Teddy Oparanya was strolling around Mumias market when he noticed her. She was dressed in a hijab, and walked with an aura of authority that indicated pride, authority and confidence, all rolled into one.

"There was something different about her. I wanted to know her, even though it was the first time I had set my eyes on her," says Teddy. The year was 1995. The girl was Asmin Yabunga.She was returning from her evening shift as a nurse when she realized there was a man stealing glances at her.

"I did not pay much attention to him. I continued walking without casting a second look at him." She says. The following day, Asmin noticed Teddy was standing by the road, almost the same spot he had been when she saw him the previous day. He looked impatient, as if waiting for someone.

"He noticed me, and his face lit up. He smiled, approached me and asked my name..." says Asmin, describing the start of their relationship.

Teddy laughs when he recalls the challenges of wooing Asmin. First, Asmin was a Muslim whose beliefs differed with the doctrines of his church. The other thing that constantly crossed his mind as he thought about possibilities of marrying Asmin was the reactions of his parents.

"I wasn't sure how my parents or hers would take my plans of starting an interreligious marriage," says Teddy. Asmin on the other hand was indifferent to his moves. Even though he always seemed 'bump into her' whenever she left work, she treated him with coldness, but gave him time to express his intentions.

"Back then, women were not supposed to be enthusiastic about men. We allowed them to take control of courtship and control everything," she says, laughing playfully.After almost a year, Teddy gathered courage, went to the dispensary where Asmin worked, and asked to marry her.

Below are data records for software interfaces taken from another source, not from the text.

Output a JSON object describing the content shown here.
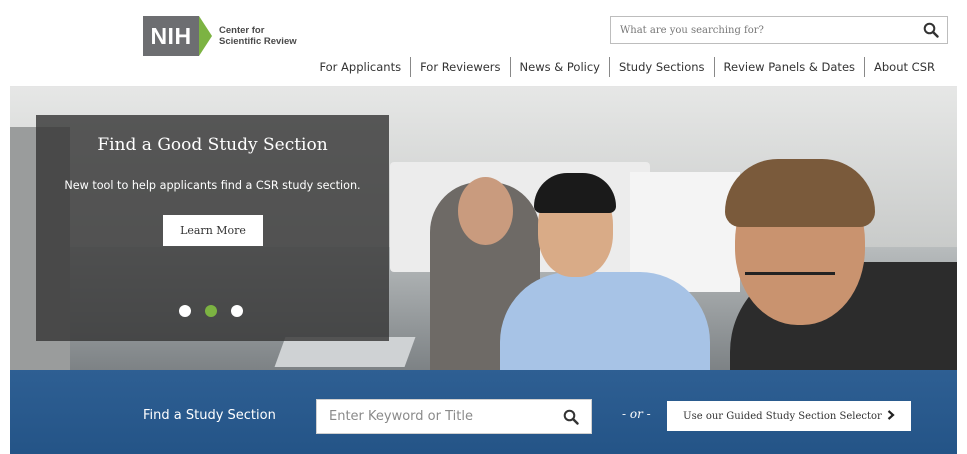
{
  "header": {
    "logo": {
      "mark": "NIH",
      "line1": "Center for",
      "line2": "Scientific Review"
    },
    "search": {
      "placeholder": "What are you searching for?",
      "icon": "search-icon"
    },
    "nav": [
      {
        "label": "For Applicants"
      },
      {
        "label": "For Reviewers"
      },
      {
        "label": "News & Policy"
      },
      {
        "label": "Study Sections"
      },
      {
        "label": "Review Panels & Dates"
      },
      {
        "label": "About CSR"
      }
    ]
  },
  "hero": {
    "title": "Find a Good Study Section",
    "subtitle": "New tool to help applicants find a CSR study section.",
    "button_label": "Learn More",
    "slides": {
      "count": 3,
      "active_index": 1
    },
    "colors": {
      "overlay": "#373737",
      "dot_active": "#7cb342",
      "dot_inactive": "#ffffff"
    }
  },
  "finder": {
    "label": "Find a Study Section",
    "search_placeholder": "Enter Keyword or Title",
    "or_text": "- or -",
    "guided_label": "Use our Guided Study Section Selector",
    "guided_icon": "chevron-right-icon",
    "colors": {
      "band": "#2b5b8f"
    }
  },
  "colors": {
    "nih_gray": "#6d6e71",
    "nih_green": "#7cb342"
  }
}
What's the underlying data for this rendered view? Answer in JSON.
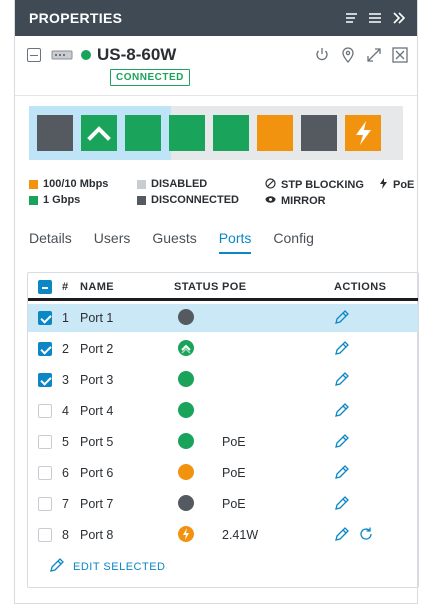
{
  "titlebar": {
    "title": "PROPERTIES",
    "icons": [
      "filter-icon",
      "menu-icon",
      "collapse-panel-icon"
    ]
  },
  "device": {
    "name": "US-8-60W",
    "badge": "CONNECTED",
    "status_color": "#1aa35b",
    "actions": [
      "restart-icon",
      "locate-icon",
      "expand-icon",
      "close-icon"
    ]
  },
  "ports_strip": [
    {
      "port": 1,
      "state": "disconnected",
      "color": "#545a60"
    },
    {
      "port": 2,
      "state": "uplink",
      "color": "#1aa35b"
    },
    {
      "port": 3,
      "state": "1gbps",
      "color": "#1aa35b"
    },
    {
      "port": 4,
      "state": "1gbps",
      "color": "#1aa35b"
    },
    {
      "port": 5,
      "state": "1gbps",
      "color": "#1aa35b"
    },
    {
      "port": 6,
      "state": "100/10",
      "color": "#f2930f"
    },
    {
      "port": 7,
      "state": "disconnected",
      "color": "#545a60"
    },
    {
      "port": 8,
      "state": "poe",
      "color": "#f2930f"
    }
  ],
  "legend": {
    "l100": "100/10 Mbps",
    "l1g": "1 Gbps",
    "disabled": "DISABLED",
    "disconnected": "DISCONNECTED",
    "stp": "STP BLOCKING",
    "mirror": "MIRROR",
    "poe": "PoE",
    "colors": {
      "orange": "#f2930f",
      "green": "#1aa35b",
      "disabled": "#c9cdd1",
      "disconnected": "#545a60"
    }
  },
  "tabs": [
    {
      "label": "Details"
    },
    {
      "label": "Users"
    },
    {
      "label": "Guests"
    },
    {
      "label": "Ports",
      "active": true
    },
    {
      "label": "Config"
    }
  ],
  "table": {
    "headers": {
      "num": "#",
      "name": "NAME",
      "status": "STATUS",
      "poe": "POE",
      "actions": "ACTIONS"
    },
    "rows": [
      {
        "num": "1",
        "name": "Port 1",
        "checked": true,
        "selected": true,
        "status": "disconnected",
        "poe": ""
      },
      {
        "num": "2",
        "name": "Port 2",
        "checked": true,
        "status": "uplink",
        "poe": ""
      },
      {
        "num": "3",
        "name": "Port 3",
        "checked": true,
        "status": "connected",
        "poe": ""
      },
      {
        "num": "4",
        "name": "Port 4",
        "checked": false,
        "status": "connected",
        "poe": ""
      },
      {
        "num": "5",
        "name": "Port 5",
        "checked": false,
        "status": "connected",
        "poe": "PoE"
      },
      {
        "num": "6",
        "name": "Port 6",
        "checked": false,
        "status": "100mbps",
        "poe": "PoE"
      },
      {
        "num": "7",
        "name": "Port 7",
        "checked": false,
        "status": "disconnected",
        "poe": "PoE"
      },
      {
        "num": "8",
        "name": "Port 8",
        "checked": false,
        "status": "poe-active",
        "poe": "2.41W",
        "extra_action": "power-cycle-icon"
      }
    ]
  },
  "edit_selected": "EDIT SELECTED",
  "accent": "#0a87c4"
}
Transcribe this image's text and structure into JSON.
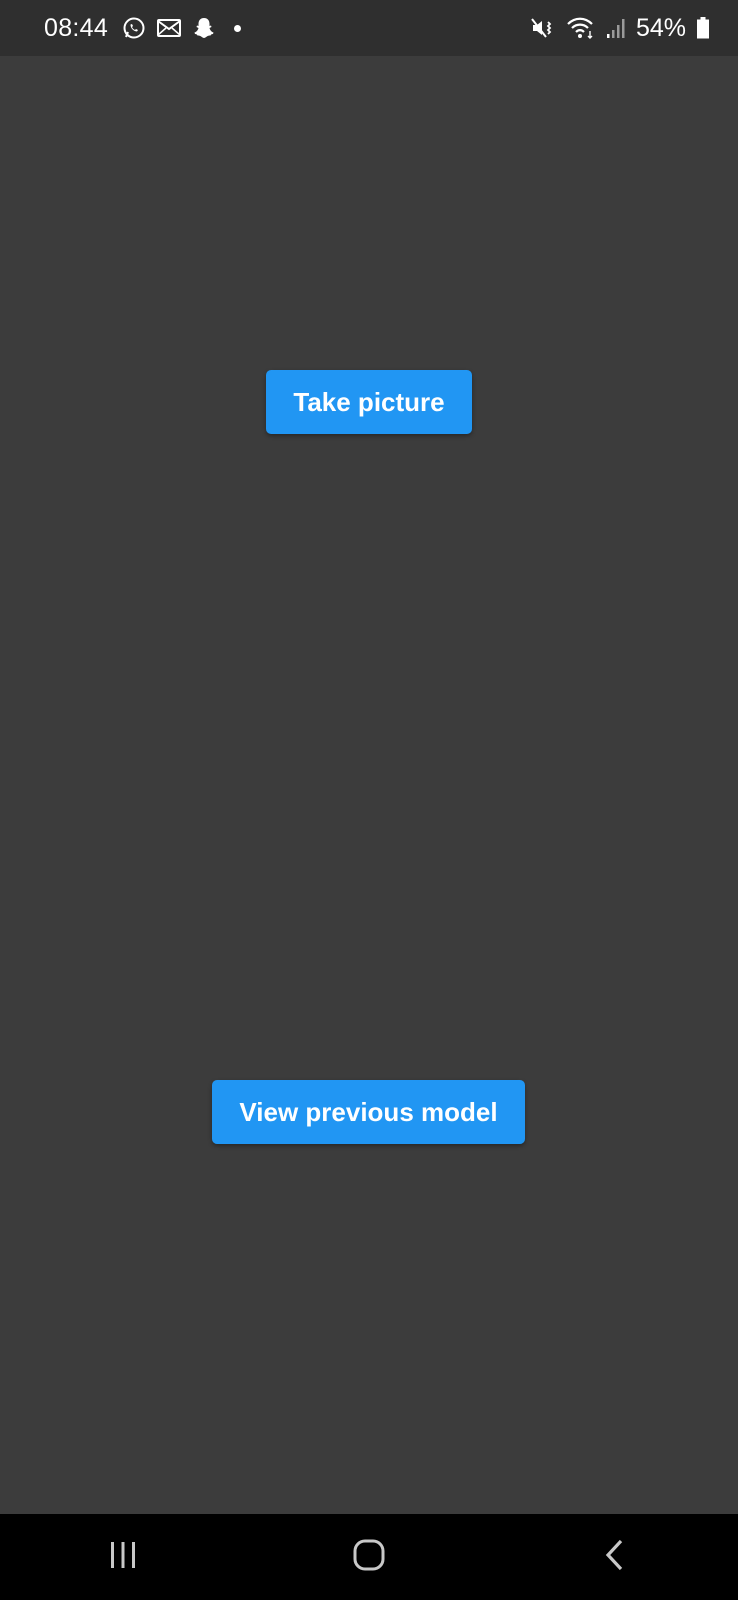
{
  "status_bar": {
    "time": "08:44",
    "notification_icons": [
      "whatsapp-icon",
      "mail-icon",
      "snapchat-icon",
      "more-notifications-dot"
    ],
    "system_icons": [
      "mute-vibrate-icon",
      "wifi-icon",
      "signal-icon",
      "battery-icon"
    ],
    "battery_percent": "54%"
  },
  "main": {
    "take_picture_label": "Take picture",
    "view_previous_label": "View previous model"
  },
  "nav_bar": {
    "recent_apps": "recent-apps-icon",
    "home": "home-icon",
    "back": "back-icon"
  },
  "colors": {
    "background": "#3c3c3c",
    "status_bar": "#2f2f2f",
    "nav_bar": "#000000",
    "button": "#2196f3",
    "button_text": "#ffffff"
  }
}
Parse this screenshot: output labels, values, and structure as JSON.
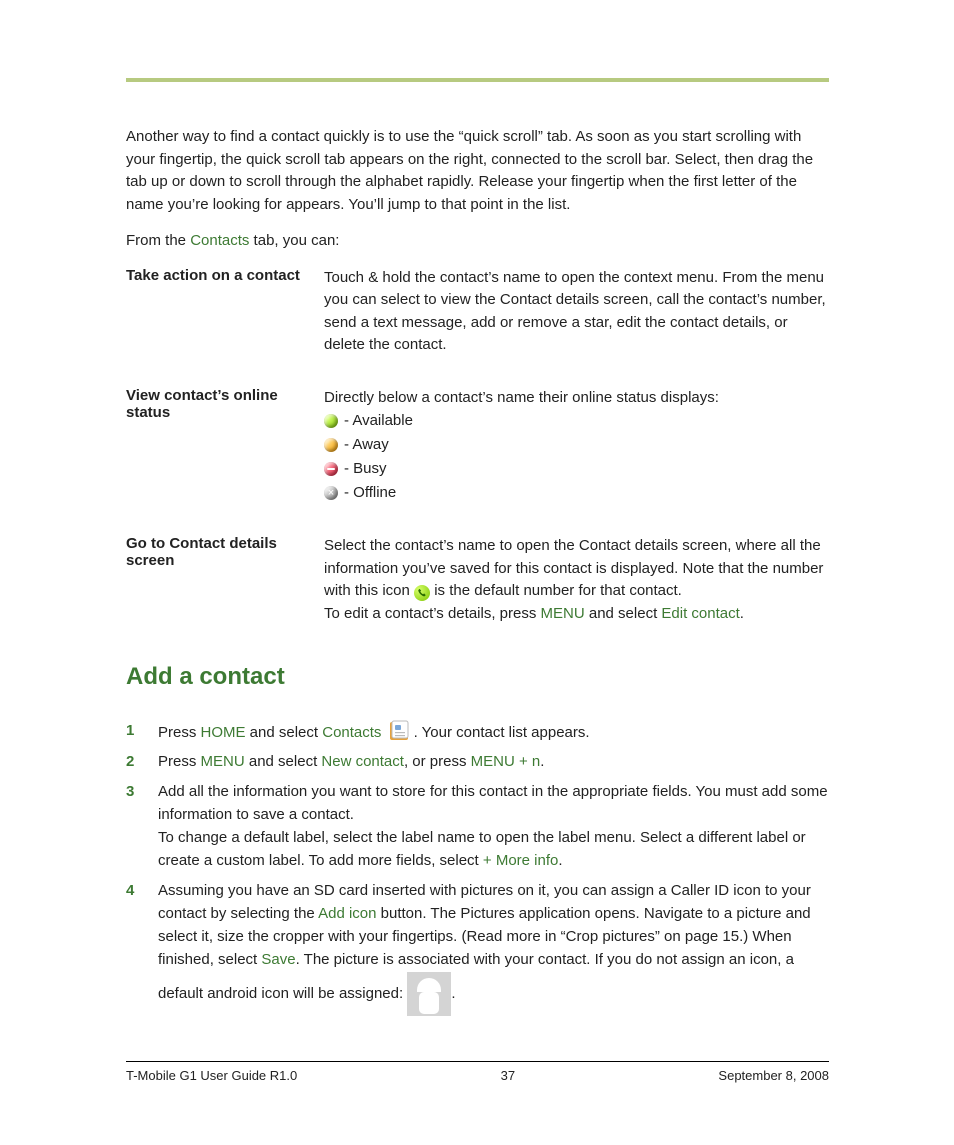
{
  "intro": "Another way to find a contact quickly is to use the “quick scroll” tab. As soon as you start scrolling with your fingertip, the quick scroll tab appears on the right, connected to the scroll bar. Select, then drag the tab up or down to scroll through the alphabet rapidly. Release your fingertip when the first letter of the name you’re looking for appears. You’ll jump to that point in the list.",
  "from_line_pre": "From the ",
  "from_line_link": "Contacts",
  "from_line_post": " tab, you can:",
  "defs": {
    "row1_term": "Take action on a contact",
    "row1_desc": "Touch & hold the contact’s name to open the context menu. From the menu you can select to view the Contact details screen, call the contact’s number, send a text message, add or remove a star, edit the contact details, or delete the contact.",
    "row2_term": "View contact’s online status",
    "row2_desc_lead": "Directly below a contact’s name their online status displays:",
    "row2_available": " - Available",
    "row2_away": " - Away",
    "row2_busy": " - Busy",
    "row2_offline": " - Offline",
    "row3_term": "Go to Contact details screen",
    "row3_p1_a": "Select the contact’s name to open the Contact details screen, where all the information you’ve saved for this contact is displayed. Note that the number with this icon ",
    "row3_p1_b": " is the default number for that contact.",
    "row3_p2_a": "To edit a contact’s details, press ",
    "row3_p2_menu": "MENU",
    "row3_p2_b": " and select ",
    "row3_p2_edit": "Edit contact",
    "row3_p2_c": "."
  },
  "heading": "Add a contact",
  "steps": {
    "s1_num": "1",
    "s1_a": "Press ",
    "s1_home": "HOME",
    "s1_b": " and select ",
    "s1_contacts": "Contacts",
    "s1_c": "  ",
    "s1_d": ". Your contact list appears.",
    "s2_num": "2",
    "s2_a": "Press ",
    "s2_menu": "MENU",
    "s2_b": " and select ",
    "s2_new": "New contact",
    "s2_c": ", or press ",
    "s2_combo": "MENU + n",
    "s2_d": ".",
    "s3_num": "3",
    "s3_p1": "Add all the information you want to store for this contact in the appropriate fields. You must add some information to save a contact.",
    "s3_p2_a": "To change a default label, select the label name to open the label menu. Select a different label or create a custom label. To add more fields, select ",
    "s3_p2_more": "+ More info",
    "s3_p2_b": ".",
    "s4_num": "4",
    "s4_a": "Assuming you have an SD card inserted with pictures on it, you can assign a Caller ID icon to your contact by selecting the ",
    "s4_addicon": "Add icon",
    "s4_b": " button. The Pictures application opens. Navigate to a picture and select it, size the cropper with your fingertips. (Read more in “Crop pictures” on page 15.) When finished, select ",
    "s4_save": "Save",
    "s4_c": ". The picture is associated with your contact. If you do not assign an icon, a default android icon will be assigned:   ",
    "s4_d": "."
  },
  "footer": {
    "left": "T-Mobile G1 User Guide R1.0",
    "center": "37",
    "right": "September 8, 2008"
  }
}
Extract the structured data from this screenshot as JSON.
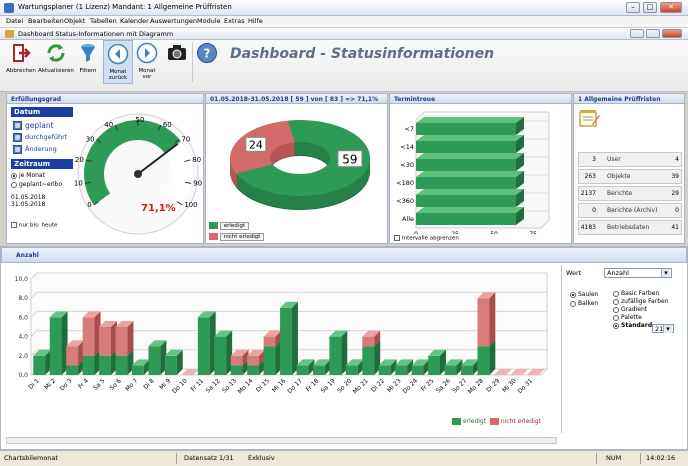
{
  "window": {
    "title": "Wartungsplaner (1 Lizenz)   Mandant: 1 Allgemeine Prüffristen",
    "min": "–",
    "max": "□",
    "close": "✕"
  },
  "menu": [
    "Datei",
    "Bearbeiten",
    "Objekt",
    "Tabellen",
    "Kalender",
    "Auswertungen",
    "Module",
    "Extras",
    "Hilfe"
  ],
  "subwindow": {
    "title": "Dashboard Status-Informationen mit Diagramm"
  },
  "toolbar": {
    "buttons": [
      {
        "label": "Abbrechen",
        "icon": "exit-door-icon"
      },
      {
        "label": "Aktualisieren",
        "icon": "refresh-icon"
      },
      {
        "label": "Filtern",
        "icon": "funnel-icon"
      },
      {
        "label": "Monat\nzurück",
        "icon": "arrow-left-icon"
      },
      {
        "label": "Monat vor",
        "icon": "arrow-right-icon"
      },
      {
        "label": "",
        "icon": "camera-icon"
      },
      {
        "label": "",
        "icon": "help-icon"
      }
    ],
    "dashboard_title": "Dashboard  - Statusinformationen"
  },
  "panels": {
    "erfuellungsgrad": {
      "header": "Erfüllungsgrad",
      "datum_header": "Datum",
      "datum_items": [
        "geplant",
        "durchgeführt",
        "Änderung"
      ],
      "zeitraum_header": "Zeitraum",
      "radio": [
        "je Monat",
        "geplant~erlbo"
      ],
      "date_from": "01.05.2018",
      "date_to": "31.05.2018",
      "checkbox": "nur bis: heute",
      "gauge_value": "71,1%",
      "gauge_value_num": 71.1,
      "gauge_ticks": [
        "0",
        "10",
        "20",
        "30",
        "40",
        "50",
        "60",
        "70",
        "80",
        "90",
        "100"
      ]
    },
    "pie": {
      "header": "01.05.2018-31.05.2018      [    59 ] von [ 83 ]    => 71,1%",
      "done": 59,
      "not_done": 24,
      "legend_done": "erledigt",
      "legend_not": "nicht erledigt",
      "color_done": "#2e9a58",
      "color_not": "#d46a6a"
    },
    "termintreue": {
      "header": "Termintreue",
      "categories": [
        "<7",
        "<14",
        "<30",
        "<180",
        "<360",
        "Alle"
      ],
      "xticks": [
        "0",
        "25",
        "50",
        "75"
      ],
      "checkbox": "Intervalle abgrenzen"
    },
    "stats": {
      "header": "1 Allgemeine Prüffristen",
      "rows": [
        {
          "n": "3",
          "label": "User",
          "right": "4"
        },
        {
          "n": "263",
          "label": "Objekte",
          "right": "39"
        },
        {
          "n": "2137",
          "label": "Berichte",
          "right": "29"
        },
        {
          "n": "0",
          "label": "Berichte (Archiv)",
          "right": "0"
        },
        {
          "n": "4183",
          "label": "Betriebsdaten",
          "right": "41"
        }
      ]
    }
  },
  "anzahl": {
    "header": "Anzahl",
    "legend_done": "erledigt",
    "legend_not": "nicht erledigt",
    "wert_label": "Wert",
    "wert_value": "Anzahl",
    "type_options": [
      "Saulen",
      "Balken"
    ],
    "color_options": [
      "Basic Farben",
      "zufällige Farben",
      "Gradient",
      "Palette",
      "Standard"
    ],
    "palette_value": "21"
  },
  "chart_data": {
    "type": "bar",
    "categories": [
      "Di 1",
      "Mi 2",
      "Do 3",
      "Fr 4",
      "Sa 5",
      "So 6",
      "Mo 7",
      "Di 8",
      "Mi 9",
      "Do 10",
      "Fr 11",
      "Sa 12",
      "So 13",
      "Mo 14",
      "Di 15",
      "Mi 16",
      "Do 17",
      "Fr 18",
      "Sa 19",
      "So 20",
      "Mo 21",
      "Di 22",
      "Mi 23",
      "Do 24",
      "Fr 25",
      "Sa 26",
      "So 27",
      "Mo 28",
      "Di 29",
      "Mi 30",
      "Do 31"
    ],
    "series": [
      {
        "name": "erledigt",
        "values": [
          2,
          6,
          1,
          2,
          2,
          2,
          1,
          3,
          2,
          0,
          6,
          4,
          1,
          1,
          3,
          7,
          1,
          1,
          4,
          1,
          3,
          1,
          1,
          1,
          2,
          1,
          1,
          3,
          0,
          0,
          0
        ]
      },
      {
        "name": "nicht erledigt",
        "values": [
          0,
          0,
          2,
          4,
          3,
          3,
          0,
          0,
          0,
          0,
          0,
          0,
          1,
          1,
          1,
          0,
          0,
          0,
          0,
          0,
          1,
          0,
          0,
          0,
          0,
          0,
          0,
          5,
          0,
          0,
          0
        ]
      }
    ],
    "stacked": true,
    "ylim": [
      0,
      10
    ],
    "yticks": [
      "0,0",
      "2,0",
      "4,0",
      "6,0",
      "8,0",
      "10,0"
    ]
  },
  "statusbar": {
    "left": "Chartsbilemonat",
    "mid": "Datensatz 1/31",
    "mid2": "Exklusiv",
    "num": "NUM",
    "time": "14:02:16"
  }
}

"I was told someone was sitting on the benches, waiting for me. When I went to check, it was him. He told me he wanted to marry me," says Asmin.

To answer the marriage proposal, Asmin responded by saying: "But you are a Christian. How will that work?" Teddy says he had to convince his parents and his in-laws that religious differences would not cause the marriage to crumble.

"I was in love. I wasn't going to let barriers like religion stop me," he says. It has been 21 years since they decided to get married. A season which has brought a lot of changes into their lives. Asmin converted to Christianity, and now celebrates holidays like Christmas, which she never paid attention to before she met her husband Teddy.

It took time before she could set foot into her first church service. It was a long process of self-negotiation before she could let go of her burqa and take up a bible.

"At the end of it all, you realize that what matters is love. God is happy where there is love; it doesn't matter the religion," she says.

 Maimuna & Rashid

Maimuna & Rashid Rashid Ramadhani, 28, says love is relentless and can crush the walls and barriers of religion. "Love cannot be contained by definitions such as religion and tribe," he says.

He met his love Gladys Asuko while he was on duty. He was a technician and had gone to install Pay TV services at Gladys's home during the digital migration. When he saw her, they started chatting and exchanged contacts. "Now we are here....after that exchange," says Gladys, before bursting into a fit of laughter.

She was a staunch Christian before meeting Rashid, but now she is a convert who practises Islam. She no longer goes by the name Gladys. The Imam gave her a new name: Maimuna, as a sign that she now walks in a new faith. She attends madras classes to understand the requirements of her new religion, and says she does not regret the changes she made for love.

"I didn't change because he forced me. I wanted us to worship together and found it easier to become a Muslim," she says. They have been married for three years, and Rashid says he looks forward to many years together. Maimuna looks forward to Idd and other Islamic holidays because she has found new meaning in them.

However, sometimes it gets complex when her beliefs clashes with those of her family. "They still celebrate Christmas, and hoped that I would too, but things changed when I got married. I no longer value Christmas," she says.

 Truphena & Swaleh

Truphena & Swaleh Truphena Atai has been married to Omar Swaleh for 36 years. They have three children, and they describe their marriage as God's blessing. "Even then, it has not been a smooth ride all the way, but we have never made our differences about religion," she says.

Truphena says she converted to Islam because she wanted to bring up her children in a religious environment. She did not want to keep moving them between church and mosque, so she settled for bringing them up as Muslims. "They have never celebrated Christmas. Even though I was brought up in a Christian setting, I did it differently for them," she says.

Over Christmas, parents in Mumias bought clothes and foodstuffs for their children. Truphena says she does the same for Idd and other Islamic holidays. "No matter what, love always wins," says Swaleh, adding that religion should not be used to stop people who are in love from getting married. "How many people do you know, who get married to people of the same